Top of Data provided

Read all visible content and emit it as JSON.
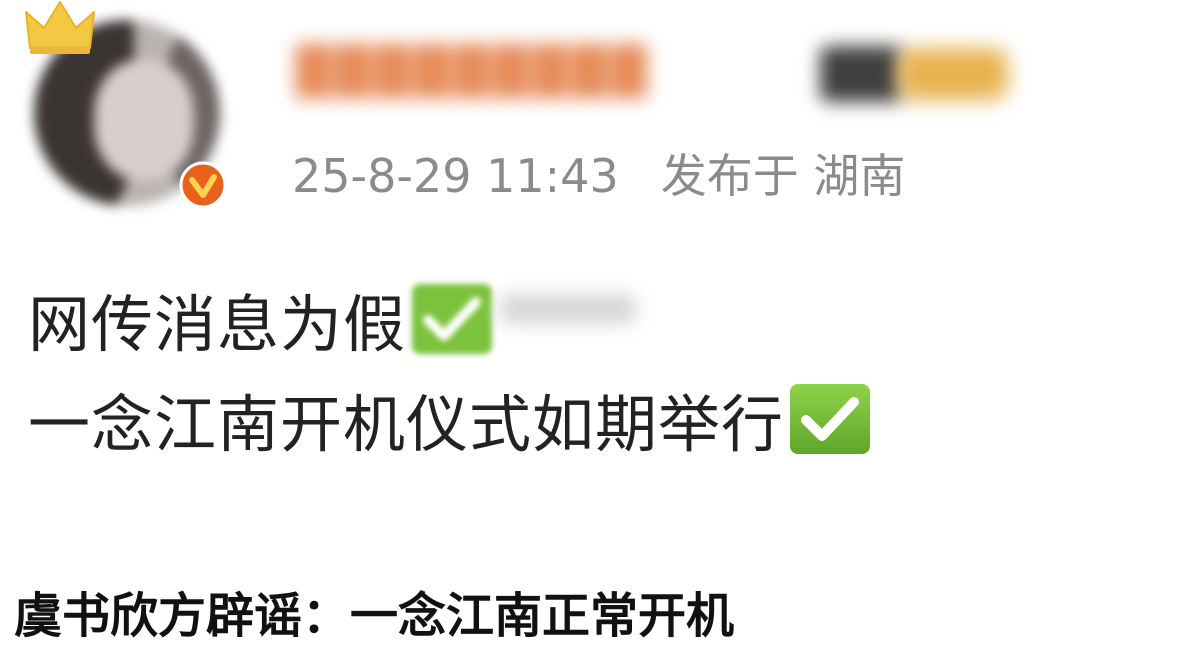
{
  "post": {
    "author": {
      "name_redacted": "█████████",
      "avatar_icon": "avatar-photo",
      "crown_icon": "crown-icon",
      "verified_icon": "verified-badge-icon"
    },
    "meta": {
      "timestamp": "25-8-29 11:43",
      "location": "发布于 湖南"
    },
    "body": {
      "line1": "网传消息为假",
      "line2": "一念江南开机仪式如期举行",
      "emoji": "white-heavy-check-mark"
    }
  },
  "caption": "虞书欣方辟谣：一念江南正常开机",
  "colors": {
    "username": "#e58a57",
    "meta": "#8b8b8b",
    "body_text": "#222222",
    "check_bg": "#7cc33d",
    "verified": "#e8621c",
    "crown": "#f3c843"
  }
}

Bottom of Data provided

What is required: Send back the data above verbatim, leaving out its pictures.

Task output:
Read all visible content and emit it as JSON.
{
  "post": {
    "author": {
      "name_redacted": "█████████",
      "avatar_icon": "avatar-photo",
      "crown_icon": "crown-icon",
      "verified_icon": "verified-badge-icon"
    },
    "meta": {
      "timestamp": "25-8-29 11:43",
      "location": "发布于 湖南"
    },
    "body": {
      "line1": "网传消息为假",
      "line2": "一念江南开机仪式如期举行",
      "emoji": "white-heavy-check-mark"
    }
  },
  "caption": "虞书欣方辟谣：一念江南正常开机",
  "colors": {
    "username": "#e58a57",
    "meta": "#8b8b8b",
    "body_text": "#222222",
    "check_bg": "#7cc33d",
    "verified": "#e8621c",
    "crown": "#f3c843"
  }
}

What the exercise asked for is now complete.